Holiday Cards 2010: Farouk's Story
Farouk, (whose name has been changed to protect his identity) is 10 years old. He has lived in Boise, Idaho since December 2009. Farouk, his two brothers, sister and mother all continue to deal with the trauma resulting from the violent conflict in their homeland and the day when warring militias attacked their village.
The attack happened when Farouk was seven years old. He remembers very little of what happened that day, only that masked intruders violently broke into his house, pointed a gun at his mother and dragged his dad outside where other men were shooting their guns in the air. “It was the loudest noise I ever heard,” he said. “My mother pleaded with them not to kill us, and even offered them money, but they were not interested,” he tearfully continues. “It was the last time I saw my father.”
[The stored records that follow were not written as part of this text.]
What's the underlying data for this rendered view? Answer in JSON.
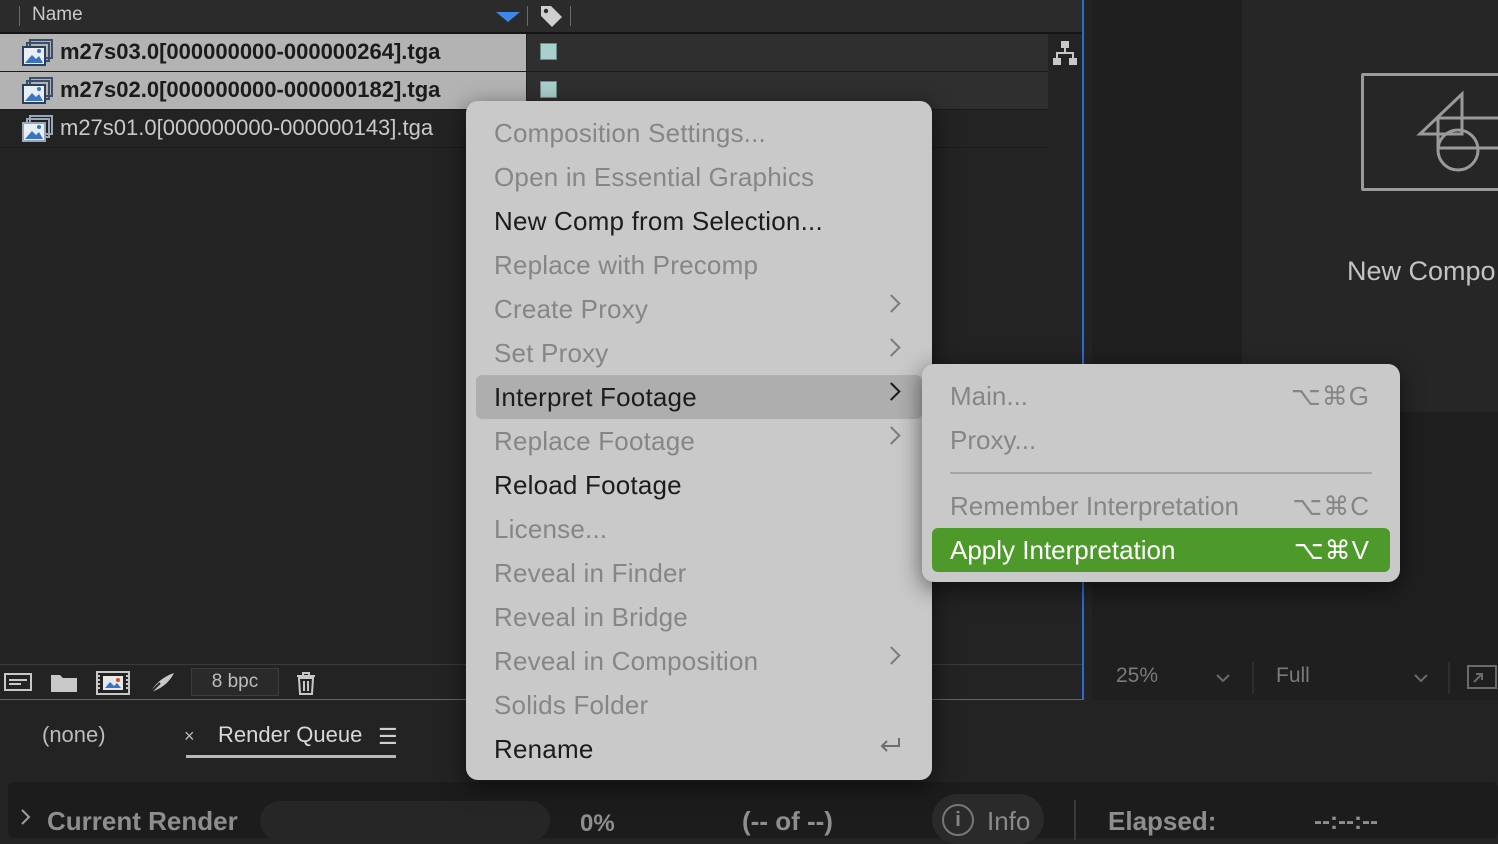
{
  "project_panel": {
    "column_name": "Name",
    "files": [
      {
        "name": "m27s03.0[000000000-000000264].tga",
        "selected": true
      },
      {
        "name": "m27s02.0[000000000-000000182].tga",
        "selected": true
      },
      {
        "name": "m27s01.0[000000000-000000143].tga",
        "selected": false
      }
    ],
    "label_color": "#a9d0cc",
    "bpc": "8 bpc"
  },
  "context_menu": {
    "items": [
      {
        "label": "Composition Settings...",
        "enabled": false
      },
      {
        "label": "Open in Essential Graphics",
        "enabled": false
      },
      {
        "label": "New Comp from Selection...",
        "enabled": true
      },
      {
        "label": "Replace with Precomp",
        "enabled": false
      },
      {
        "label": "Create Proxy",
        "enabled": false,
        "submenu": true
      },
      {
        "label": "Set Proxy",
        "enabled": false,
        "submenu": true
      },
      {
        "label": "Interpret Footage",
        "enabled": true,
        "submenu": true,
        "highlighted": true
      },
      {
        "label": "Replace Footage",
        "enabled": false,
        "submenu": true
      },
      {
        "label": "Reload Footage",
        "enabled": true
      },
      {
        "label": "License...",
        "enabled": false
      },
      {
        "label": "Reveal in Finder",
        "enabled": false
      },
      {
        "label": "Reveal in Bridge",
        "enabled": false
      },
      {
        "label": "Reveal in Composition",
        "enabled": false,
        "submenu": true
      },
      {
        "label": "Solids Folder",
        "enabled": false
      },
      {
        "label": "Rename",
        "enabled": true
      }
    ]
  },
  "submenu": {
    "items": [
      {
        "label": "Main...",
        "shortcut": "⌥⌘G",
        "enabled": false
      },
      {
        "label": "Proxy...",
        "shortcut": "",
        "enabled": false
      },
      {
        "label": "Remember Interpretation",
        "shortcut": "⌥⌘C",
        "enabled": false
      },
      {
        "label": "Apply Interpretation",
        "shortcut": "⌥⌘V",
        "enabled": true,
        "active": true
      }
    ],
    "active_color": "#4d9a2b"
  },
  "viewer": {
    "new_comp_label": "New Compo",
    "zoom": "25%",
    "resolution": "Full"
  },
  "bottom_panel": {
    "tab_none": "(none)",
    "tab_close": "×",
    "tab_render_queue": "Render Queue",
    "tab_menu": "☰",
    "current_render": "Current Render",
    "percent": "0%",
    "of_count": "(-- of --)",
    "info": "Info",
    "elapsed_label": "Elapsed:",
    "elapsed_value": "--:--:--"
  }
}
Farouk continues to wonder what happened to his dad. He prays everyday for his father to miraculously find them here in Boise, refusing to believe that his father might not be alive. It is a hope shared by the entire family.
At school, Farouk is withdrawn. He talks very little and has difficulty concentrating. He struggles with making friends and often explodes angrily. He shared with a friend who then told a teacher, that he blames himself for not protecting his dad when the “bad men” invaded his home.
While in counseling, Farouk’s counselor discovered that art helps Farouk to speak about his life and his past. Many of his drawings are of his village home, soccer games and friends that he remembers. He remembers the bundled plastic bags from which they made soccer balls. He talks about finding friends at his new school who might enjoy playing soccer with him. “I can show them a few moves, like the kick flipping that David Beckham uses,” he says. His counselor was encouraged with how much Farouk opened up when he was asked to share some memories of his village.
As a way to continue the healing process, Farouk participated in a fabric art group with other students with similar ‘stories’. His art piece is featured in this year’s holiday cards project. He is excited to share his art and would like others to know that he sees his art as his personal “rescue.” When you share this gift with your friends, please remember other children like him who struggle with horrible memories.
Give a gift of “Rescue” to a refugee youth this holiday season. With each $12 donation you receive a package of 10 cards ($10 of which is tax deductible). Funds raised from the campaign will benefit the International Rescue Committee – Boise and the Morley Nelson Elementary School refugee program. To reserve please email Keziah Sullivan at Keziah.Sullivan@theIRC.org or Mary Ellen Frischmuth at firstname.lastname@example.org.
The entire set of cards can be viewed on the following link Holiday Cards 2010